Franco Harris has four Super Bowl rings and an MVP award from the big game. Yet he was far from the top of the glamour heap of celebrities attending the Democratic National Convention. Still, the Hall of Fame Pittsburgh Steelers great was in awe of the spectacle that took over Denver at the tail end of last month.
“This is what we need right now,” he says, standing nonchalantly at the back of the Pennsylvania delegation at the Pepsi Center moments after Sen. Barack Obama was officially voted the Democratic presidential nominee. “We need this new feeling of excitement.”
That excitement he was referring to, of course, was the rock concert-like atmosphere surrounding the weeklong festivities. Notables in attendance included James Taylor, Al Gore, Charles Barkley, Sheryl Crowe, Sean Penn, among a plethora of others. Approximately $50 million was raised to throw this extravagant party that brought 50,000-plus political junkies to Denver (that cost not including the obnoxious open bar tabs from VIP late-night parties). It remains to be seen if the beaucoup bucks spent on gutting the Pepsi Center, transforming Invesco Field for Obama’s acceptance speech and taking over Denver will have any bearing on the election.
For the most part, the convention was speaker after speaker hammering Democratic talking points in its run for the White House to party supporters. “We don’t need four more years of the last eight years,” was echoed in one form or another from virtually every one of the dozens of speakers, followed by reasons Obama would make a great president and Sen. John McCain would not.
The Republican convention a week later had the same script heading into the party—save for them pumping McCain, not Obama. While Hurricane Gustav threw off the convention’s opening night, there were few surprises.
Let’s face it, modern conventions are little more than a cheerleading competition. No longer do delegates gather behind closed-doors, brokering deals to nominate a perspective candidate. Nope, conventions are predictable affairs—that costs millions in an attempt to sway voters.
They are crazy affairs that can inspire. But with politicians just reading variations of the same speech over and over again, you have to wonder if these mega conventions are worth the money, traffic headaches and logistical nightmares.
Dems preached to the choir for four days. But how many undecideds listened? Were they swayed?
State Sen. Brandon Shaffer, a Longmont Democrat, seems to think the DNC week will go a long way toward getting Obama and other Democrats elected come November, however. He caught Bill Clinton’s speech, mingled with delegates over coffee and at parties, and made his way into the Obama speech at Invesco that drew more than 80,000 people.

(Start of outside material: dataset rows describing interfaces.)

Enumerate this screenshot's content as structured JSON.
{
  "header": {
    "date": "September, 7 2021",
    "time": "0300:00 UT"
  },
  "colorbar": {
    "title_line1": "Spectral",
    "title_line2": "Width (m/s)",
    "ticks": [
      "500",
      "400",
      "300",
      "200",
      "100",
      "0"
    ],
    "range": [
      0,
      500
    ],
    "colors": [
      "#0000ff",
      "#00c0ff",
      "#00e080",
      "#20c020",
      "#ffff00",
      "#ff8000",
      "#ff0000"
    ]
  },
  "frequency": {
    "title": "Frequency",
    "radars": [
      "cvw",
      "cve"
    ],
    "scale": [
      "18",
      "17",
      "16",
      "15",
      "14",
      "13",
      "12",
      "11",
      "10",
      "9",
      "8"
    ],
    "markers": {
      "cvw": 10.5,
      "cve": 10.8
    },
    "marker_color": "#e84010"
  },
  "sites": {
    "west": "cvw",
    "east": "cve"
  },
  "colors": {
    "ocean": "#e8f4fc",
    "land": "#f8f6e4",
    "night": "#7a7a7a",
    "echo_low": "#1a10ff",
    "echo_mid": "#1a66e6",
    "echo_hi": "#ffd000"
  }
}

“We waited four hours (to get in) but it was worth it,” he says. “All of the speeches were just right on, messages of change. …If you look at (the GOP convention…how do they compete?”
Judging by the thousands of flag-waving Obama supporters at Invesco fired up as if the Broncos were in the playoffs, fireworks and the A-list celebrity roster, it would appear the Dems have the election in the bag.
Guess we’ll have to wait until Nov. 4 to see if the mega party in Denver outweighs issues such as healthcare, the war and the economy.